[Records to use]

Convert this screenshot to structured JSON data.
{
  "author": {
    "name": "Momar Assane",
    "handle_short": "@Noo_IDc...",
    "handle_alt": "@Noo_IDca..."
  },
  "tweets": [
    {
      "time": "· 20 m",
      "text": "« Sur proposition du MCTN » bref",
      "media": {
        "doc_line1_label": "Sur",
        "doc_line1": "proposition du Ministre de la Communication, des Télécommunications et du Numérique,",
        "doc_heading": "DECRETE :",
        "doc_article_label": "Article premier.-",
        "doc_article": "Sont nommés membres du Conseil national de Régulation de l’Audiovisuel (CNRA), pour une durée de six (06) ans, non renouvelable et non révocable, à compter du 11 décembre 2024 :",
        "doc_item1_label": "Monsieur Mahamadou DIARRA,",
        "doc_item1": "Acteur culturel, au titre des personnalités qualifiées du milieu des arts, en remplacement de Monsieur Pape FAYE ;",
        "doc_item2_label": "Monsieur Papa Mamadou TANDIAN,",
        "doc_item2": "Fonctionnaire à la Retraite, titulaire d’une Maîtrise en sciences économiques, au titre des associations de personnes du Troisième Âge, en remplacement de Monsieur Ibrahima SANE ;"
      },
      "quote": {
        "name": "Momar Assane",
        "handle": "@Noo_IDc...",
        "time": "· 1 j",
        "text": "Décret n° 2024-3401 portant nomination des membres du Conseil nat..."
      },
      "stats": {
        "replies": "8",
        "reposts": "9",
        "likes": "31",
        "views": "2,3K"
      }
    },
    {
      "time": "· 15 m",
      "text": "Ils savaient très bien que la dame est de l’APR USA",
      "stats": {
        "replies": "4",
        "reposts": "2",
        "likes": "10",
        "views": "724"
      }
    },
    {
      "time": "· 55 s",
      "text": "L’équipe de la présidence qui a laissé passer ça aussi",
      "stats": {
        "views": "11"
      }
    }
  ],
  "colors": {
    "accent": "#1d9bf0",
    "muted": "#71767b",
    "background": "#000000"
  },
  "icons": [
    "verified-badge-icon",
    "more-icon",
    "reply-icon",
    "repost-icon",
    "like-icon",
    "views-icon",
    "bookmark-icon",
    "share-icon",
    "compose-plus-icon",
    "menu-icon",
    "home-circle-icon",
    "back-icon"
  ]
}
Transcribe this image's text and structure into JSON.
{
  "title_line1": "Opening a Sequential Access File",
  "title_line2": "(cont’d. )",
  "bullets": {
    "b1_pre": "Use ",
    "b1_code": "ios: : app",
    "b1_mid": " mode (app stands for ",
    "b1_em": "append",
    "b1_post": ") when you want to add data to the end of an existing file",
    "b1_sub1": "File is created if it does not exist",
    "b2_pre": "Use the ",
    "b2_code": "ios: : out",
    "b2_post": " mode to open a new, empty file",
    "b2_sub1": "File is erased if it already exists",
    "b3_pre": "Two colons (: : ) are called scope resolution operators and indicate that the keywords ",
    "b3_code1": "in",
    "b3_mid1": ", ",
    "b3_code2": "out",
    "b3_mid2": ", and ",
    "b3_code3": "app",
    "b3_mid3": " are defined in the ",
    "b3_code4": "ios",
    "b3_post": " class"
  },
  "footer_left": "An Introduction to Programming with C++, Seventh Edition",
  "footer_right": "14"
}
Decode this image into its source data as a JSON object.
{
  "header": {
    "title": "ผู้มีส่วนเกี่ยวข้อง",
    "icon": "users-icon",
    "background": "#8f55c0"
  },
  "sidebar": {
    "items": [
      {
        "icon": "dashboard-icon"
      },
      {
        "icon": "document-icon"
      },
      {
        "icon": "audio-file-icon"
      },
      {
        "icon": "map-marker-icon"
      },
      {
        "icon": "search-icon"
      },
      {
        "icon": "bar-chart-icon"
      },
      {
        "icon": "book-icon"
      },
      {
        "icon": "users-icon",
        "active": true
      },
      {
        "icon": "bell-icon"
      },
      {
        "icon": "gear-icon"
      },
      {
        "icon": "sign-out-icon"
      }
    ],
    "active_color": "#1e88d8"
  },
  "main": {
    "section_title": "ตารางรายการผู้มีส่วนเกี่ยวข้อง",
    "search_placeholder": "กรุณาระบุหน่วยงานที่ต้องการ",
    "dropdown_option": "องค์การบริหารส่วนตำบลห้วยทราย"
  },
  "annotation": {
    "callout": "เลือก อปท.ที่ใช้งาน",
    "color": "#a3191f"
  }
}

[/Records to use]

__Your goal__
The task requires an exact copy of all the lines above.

__Answer box__
Convert this screenshot to structured JSON data.
{
  "author": {
    "name": "Momar Assane",
    "handle_short": "@Noo_IDc...",
    "handle_alt": "@Noo_IDca..."
  },
  "tweets": [
    {
      "time": "· 20 m",
      "text": "« Sur proposition du MCTN » bref",
      "media": {
        "doc_line1_label": "Sur",
        "doc_line1": "proposition du Ministre de la Communication, des Télécommunications et du Numérique,",
        "doc_heading": "DECRETE :",
        "doc_article_label": "Article premier.-",
        "doc_article": "Sont nommés membres du Conseil national de Régulation de l’Audiovisuel (CNRA), pour une durée de six (06) ans, non renouvelable et non révocable, à compter du 11 décembre 2024 :",
        "doc_item1_label": "Monsieur Mahamadou DIARRA,",
        "doc_item1": "Acteur culturel, au titre des personnalités qualifiées du milieu des arts, en remplacement de Monsieur Pape FAYE ;",
        "doc_item2_label": "Monsieur Papa Mamadou TANDIAN,",
        "doc_item2": "Fonctionnaire à la Retraite, titulaire d’une Maîtrise en sciences économiques, au titre des associations de personnes du Troisième Âge, en remplacement de Monsieur Ibrahima SANE ;"
      },
      "quote": {
        "name": "Momar Assane",
        "handle": "@Noo_IDc...",
        "time": "· 1 j",
        "text": "Décret n° 2024-3401 portant nomination des membres du Conseil nat..."
      },
      "stats": {
        "replies": "8",
        "reposts": "9",
        "likes": "31",
        "views": "2,3K"
      }
    },
    {
      "time": "· 15 m",
      "text": "Ils savaient très bien que la dame est de l’APR USA",
      "stats": {
        "replies": "4",
        "reposts": "2",
        "likes": "10",
        "views": "724"
      }
    },
    {
      "time": "· 55 s",
      "text": "L’équipe de la présidence qui a laissé passer ça aussi",
      "stats": {
        "views": "11"
      }
    }
  ],
  "colors": {
    "accent": "#1d9bf0",
    "muted": "#71767b",
    "background": "#000000"
  },
  "icons": [
    "verified-badge-icon",
    "more-icon",
    "reply-icon",
    "repost-icon",
    "like-icon",
    "views-icon",
    "bookmark-icon",
    "share-icon",
    "compose-plus-icon",
    "menu-icon",
    "home-circle-icon",
    "back-icon"
  ]
}
Transcribe this image's text and structure into JSON.
{
  "title_line1": "Opening a Sequential Access File",
  "title_line2": "(cont’d. )",
  "bullets": {
    "b1_pre": "Use ",
    "b1_code": "ios: : app",
    "b1_mid": " mode (app stands for ",
    "b1_em": "append",
    "b1_post": ") when you want to add data to the end of an existing file",
    "b1_sub1": "File is created if it does not exist",
    "b2_pre": "Use the ",
    "b2_code": "ios: : out",
    "b2_post": " mode to open a new, empty file",
    "b2_sub1": "File is erased if it already exists",
    "b3_pre": "Two colons (: : ) are called scope resolution operators and indicate that the keywords ",
    "b3_code1": "in",
    "b3_mid1": ", ",
    "b3_code2": "out",
    "b3_mid2": ", and ",
    "b3_code3": "app",
    "b3_mid3": " are defined in the ",
    "b3_code4": "ios",
    "b3_post": " class"
  },
  "footer_left": "An Introduction to Programming with C++, Seventh Edition",
  "footer_right": "14"
}
Decode this image into its source data as a JSON object.
{
  "header": {
    "title": "ผู้มีส่วนเกี่ยวข้อง",
    "icon": "users-icon",
    "background": "#8f55c0"
  },
  "sidebar": {
    "items": [
      {
        "icon": "dashboard-icon"
      },
      {
        "icon": "document-icon"
      },
      {
        "icon": "audio-file-icon"
      },
      {
        "icon": "map-marker-icon"
      },
      {
        "icon": "search-icon"
      },
      {
        "icon": "bar-chart-icon"
      },
      {
        "icon": "book-icon"
      },
      {
        "icon": "users-icon",
        "active": true
      },
      {
        "icon": "bell-icon"
      },
      {
        "icon": "gear-icon"
      },
      {
        "icon": "sign-out-icon"
      }
    ],
    "active_color": "#1e88d8"
  },
  "main": {
    "section_title": "ตารางรายการผู้มีส่วนเกี่ยวข้อง",
    "search_placeholder": "กรุณาระบุหน่วยงานที่ต้องการ",
    "dropdown_option": "องค์การบริหารส่วนตำบลห้วยทราย"
  },
  "annotation": {
    "callout": "เลือก อปท.ที่ใช้งาน",
    "color": "#a3191f"
  }
}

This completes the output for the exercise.